MacNeil added: “That trust is gradually returning, as OFGEM’s latest survey of public attitudes to the energy market shows, but the Competition Authority’s commission-only energy price comparison websites ‘remedy’ risks turning that tide and eroding trust afresh.
“As well as undermining consumer trust in the switching process, we are concerned that this remedy could also have a detrimental effect on competition.
“The number of energy suppliers is currently rising, as new entrants join the market, and the market share of small and medium sized independent suppliers is increasing.
“Nearly two million people have switched this year and almost 30% of these have gone to small and medium sized suppliers.
“And the share of electricity, gas and dual fuel supply taken by the Big Six has slipped to around 85%. These are positive trends.
“Small and medium sized suppliers help to push down prices and offer more choice to consumers. But, by definition, it is harder for smaller suppliers to afford to pay the same rates of commission as the Big Six suppliers.
“I understand that GB Energy supply, Co-operative energy, So Energy, Zog, Go Effortless Energy, Bulb, have already written to you to raise ‘profound concerns’ about the impact that this remedy will have on competition and consumer bills.
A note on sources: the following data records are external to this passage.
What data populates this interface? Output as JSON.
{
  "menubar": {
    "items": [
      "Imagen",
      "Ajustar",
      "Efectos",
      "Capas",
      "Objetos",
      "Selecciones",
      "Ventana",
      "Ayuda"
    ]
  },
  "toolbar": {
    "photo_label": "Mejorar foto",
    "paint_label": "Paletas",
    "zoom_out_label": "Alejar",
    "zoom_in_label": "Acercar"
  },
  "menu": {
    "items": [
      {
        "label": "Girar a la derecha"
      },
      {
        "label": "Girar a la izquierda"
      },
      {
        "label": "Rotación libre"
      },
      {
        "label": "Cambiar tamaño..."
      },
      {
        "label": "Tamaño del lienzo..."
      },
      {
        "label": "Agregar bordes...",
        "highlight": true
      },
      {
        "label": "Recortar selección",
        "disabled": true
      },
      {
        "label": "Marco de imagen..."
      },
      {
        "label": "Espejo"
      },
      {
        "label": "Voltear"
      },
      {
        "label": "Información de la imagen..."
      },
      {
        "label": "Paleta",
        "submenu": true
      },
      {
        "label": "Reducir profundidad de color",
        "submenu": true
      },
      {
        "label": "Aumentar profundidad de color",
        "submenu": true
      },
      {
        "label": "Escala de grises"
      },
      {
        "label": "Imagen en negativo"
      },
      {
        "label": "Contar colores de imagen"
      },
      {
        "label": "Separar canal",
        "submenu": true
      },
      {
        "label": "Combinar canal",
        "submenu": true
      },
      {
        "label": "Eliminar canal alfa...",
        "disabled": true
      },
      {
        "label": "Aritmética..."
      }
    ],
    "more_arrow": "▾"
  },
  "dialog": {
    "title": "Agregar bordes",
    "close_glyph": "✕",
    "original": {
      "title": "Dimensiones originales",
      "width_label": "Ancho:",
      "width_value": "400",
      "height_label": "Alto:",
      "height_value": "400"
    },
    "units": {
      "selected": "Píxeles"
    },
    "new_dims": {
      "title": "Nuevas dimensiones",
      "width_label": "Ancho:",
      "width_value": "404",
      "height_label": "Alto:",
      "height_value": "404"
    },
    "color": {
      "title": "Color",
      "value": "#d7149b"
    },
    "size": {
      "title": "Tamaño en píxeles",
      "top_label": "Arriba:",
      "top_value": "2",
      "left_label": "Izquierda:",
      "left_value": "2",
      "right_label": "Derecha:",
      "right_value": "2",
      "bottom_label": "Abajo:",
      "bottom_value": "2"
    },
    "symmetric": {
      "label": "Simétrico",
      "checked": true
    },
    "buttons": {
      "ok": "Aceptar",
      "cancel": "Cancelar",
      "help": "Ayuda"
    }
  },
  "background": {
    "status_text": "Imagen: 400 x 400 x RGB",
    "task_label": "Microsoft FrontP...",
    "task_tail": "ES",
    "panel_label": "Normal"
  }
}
We share these concerns.
“It would be counter-productive and ironic, if the CMA investigation led to a remedy that inadvertently reinforced the dominance of the Big Six and made it harder for new entrants to reach potential customers.
“We urge you not to implement a recommendation that could undermine consumer trust and disadvantage new entrants.”
Meanwhile, SSE – the Perth-based Big Six utility giant – yesterday told shareholders that it has lost 50,000 retail gas and electricity energy consumers in the first quarter of its financial year.
In contrast, Good Energy – the all-renewable energy supply ‘minnow’ – yesterday report a 36% leap up in its customer numbers over the past year.